What you have to do: Would you return every entry below without a single difference?

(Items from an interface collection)

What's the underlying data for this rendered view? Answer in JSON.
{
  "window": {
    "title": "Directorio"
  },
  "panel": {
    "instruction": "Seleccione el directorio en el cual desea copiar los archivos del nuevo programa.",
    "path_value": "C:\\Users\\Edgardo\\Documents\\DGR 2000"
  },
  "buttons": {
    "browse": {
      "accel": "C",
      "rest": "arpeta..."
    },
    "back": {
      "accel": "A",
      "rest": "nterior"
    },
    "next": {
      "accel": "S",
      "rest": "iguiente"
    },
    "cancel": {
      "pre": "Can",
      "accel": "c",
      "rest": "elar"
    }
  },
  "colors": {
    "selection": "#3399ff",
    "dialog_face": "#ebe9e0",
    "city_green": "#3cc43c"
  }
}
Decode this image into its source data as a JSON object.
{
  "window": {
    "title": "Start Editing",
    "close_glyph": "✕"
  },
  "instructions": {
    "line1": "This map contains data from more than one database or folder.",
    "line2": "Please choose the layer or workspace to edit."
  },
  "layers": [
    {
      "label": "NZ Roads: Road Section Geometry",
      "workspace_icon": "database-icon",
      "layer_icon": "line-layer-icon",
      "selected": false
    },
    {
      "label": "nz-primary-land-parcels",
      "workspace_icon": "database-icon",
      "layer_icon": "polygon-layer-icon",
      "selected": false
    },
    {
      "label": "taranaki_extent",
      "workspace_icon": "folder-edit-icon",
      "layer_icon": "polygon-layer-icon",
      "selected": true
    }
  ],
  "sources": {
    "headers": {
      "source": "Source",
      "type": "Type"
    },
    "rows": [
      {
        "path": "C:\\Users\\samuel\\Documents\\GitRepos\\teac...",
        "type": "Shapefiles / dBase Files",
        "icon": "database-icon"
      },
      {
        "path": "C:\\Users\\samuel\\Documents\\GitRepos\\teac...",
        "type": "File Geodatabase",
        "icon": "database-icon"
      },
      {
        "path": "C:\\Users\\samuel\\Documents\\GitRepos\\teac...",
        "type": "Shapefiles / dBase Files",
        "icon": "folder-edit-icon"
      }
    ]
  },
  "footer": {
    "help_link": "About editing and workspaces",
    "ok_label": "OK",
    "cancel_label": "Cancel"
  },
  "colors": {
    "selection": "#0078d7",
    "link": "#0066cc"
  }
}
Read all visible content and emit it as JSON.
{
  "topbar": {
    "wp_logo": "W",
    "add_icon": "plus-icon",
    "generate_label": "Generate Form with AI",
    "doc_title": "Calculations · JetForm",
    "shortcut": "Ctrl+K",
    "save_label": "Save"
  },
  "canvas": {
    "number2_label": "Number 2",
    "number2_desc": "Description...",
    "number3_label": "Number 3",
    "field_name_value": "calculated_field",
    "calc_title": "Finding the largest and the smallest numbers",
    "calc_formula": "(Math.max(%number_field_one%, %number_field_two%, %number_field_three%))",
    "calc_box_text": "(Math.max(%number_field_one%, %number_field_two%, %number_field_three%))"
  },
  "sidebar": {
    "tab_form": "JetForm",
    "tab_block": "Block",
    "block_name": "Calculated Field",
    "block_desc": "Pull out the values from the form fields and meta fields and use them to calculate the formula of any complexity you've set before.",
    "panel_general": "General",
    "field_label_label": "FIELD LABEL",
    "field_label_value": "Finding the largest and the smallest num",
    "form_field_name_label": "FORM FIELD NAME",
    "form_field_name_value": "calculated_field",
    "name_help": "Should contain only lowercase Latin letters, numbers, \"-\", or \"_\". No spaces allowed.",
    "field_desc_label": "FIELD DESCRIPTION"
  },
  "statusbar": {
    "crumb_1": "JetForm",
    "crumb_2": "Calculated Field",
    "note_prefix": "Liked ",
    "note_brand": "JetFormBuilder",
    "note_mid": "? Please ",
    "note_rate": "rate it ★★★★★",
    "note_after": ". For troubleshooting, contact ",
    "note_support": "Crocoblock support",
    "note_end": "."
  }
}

Exercise result:
What's the underlying data for this rendered view? Answer in JSON.
{
  "window": {
    "title": "Directorio"
  },
  "panel": {
    "instruction": "Seleccione el directorio en el cual desea copiar los archivos del nuevo programa.",
    "path_value": "C:\\Users\\Edgardo\\Documents\\DGR 2000"
  },
  "buttons": {
    "browse": {
      "accel": "C",
      "rest": "arpeta..."
    },
    "back": {
      "accel": "A",
      "rest": "nterior"
    },
    "next": {
      "accel": "S",
      "rest": "iguiente"
    },
    "cancel": {
      "pre": "Can",
      "accel": "c",
      "rest": "elar"
    }
  },
  "colors": {
    "selection": "#3399ff",
    "dialog_face": "#ebe9e0",
    "city_green": "#3cc43c"
  }
}
Decode this image into its source data as a JSON object.
{
  "window": {
    "title": "Start Editing",
    "close_glyph": "✕"
  },
  "instructions": {
    "line1": "This map contains data from more than one database or folder.",
    "line2": "Please choose the layer or workspace to edit."
  },
  "layers": [
    {
      "label": "NZ Roads: Road Section Geometry",
      "workspace_icon": "database-icon",
      "layer_icon": "line-layer-icon",
      "selected": false
    },
    {
      "label": "nz-primary-land-parcels",
      "workspace_icon": "database-icon",
      "layer_icon": "polygon-layer-icon",
      "selected": false
    },
    {
      "label": "taranaki_extent",
      "workspace_icon": "folder-edit-icon",
      "layer_icon": "polygon-layer-icon",
      "selected": true
    }
  ],
  "sources": {
    "headers": {
      "source": "Source",
      "type": "Type"
    },
    "rows": [
      {
        "path": "C:\\Users\\samuel\\Documents\\GitRepos\\teac...",
        "type": "Shapefiles / dBase Files",
        "icon": "database-icon"
      },
      {
        "path": "C:\\Users\\samuel\\Documents\\GitRepos\\teac...",
        "type": "File Geodatabase",
        "icon": "database-icon"
      },
      {
        "path": "C:\\Users\\samuel\\Documents\\GitRepos\\teac...",
        "type": "Shapefiles / dBase Files",
        "icon": "folder-edit-icon"
      }
    ]
  },
  "footer": {
    "help_link": "About editing and workspaces",
    "ok_label": "OK",
    "cancel_label": "Cancel"
  },
  "colors": {
    "selection": "#0078d7",
    "link": "#0066cc"
  }
}
Read all visible content and emit it as JSON.
{
  "topbar": {
    "wp_logo": "W",
    "add_icon": "plus-icon",
    "generate_label": "Generate Form with AI",
    "doc_title": "Calculations · JetForm",
    "shortcut": "Ctrl+K",
    "save_label": "Save"
  },
  "canvas": {
    "number2_label": "Number 2",
    "number2_desc": "Description...",
    "number3_label": "Number 3",
    "field_name_value": "calculated_field",
    "calc_title": "Finding the largest and the smallest numbers",
    "calc_formula": "(Math.max(%number_field_one%, %number_field_two%, %number_field_three%))",
    "calc_box_text": "(Math.max(%number_field_one%, %number_field_two%, %number_field_three%))"
  },
  "sidebar": {
    "tab_form": "JetForm",
    "tab_block": "Block",
    "block_name": "Calculated Field",
    "block_desc": "Pull out the values from the form fields and meta fields and use them to calculate the formula of any complexity you've set before.",
    "panel_general": "General",
    "field_label_label": "FIELD LABEL",
    "field_label_value": "Finding the largest and the smallest num",
    "form_field_name_label": "FORM FIELD NAME",
    "form_field_name_value": "calculated_field",
    "name_help": "Should contain only lowercase Latin letters, numbers, \"-\", or \"_\". No spaces allowed.",
    "field_desc_label": "FIELD DESCRIPTION"
  },
  "statusbar": {
    "crumb_1": "JetForm",
    "crumb_2": "Calculated Field",
    "note_prefix": "Liked ",
    "note_brand": "JetFormBuilder",
    "note_mid": "? Please ",
    "note_rate": "rate it ★★★★★",
    "note_after": ". For troubleshooting, contact ",
    "note_support": "Crocoblock support",
    "note_end": "."
  }
}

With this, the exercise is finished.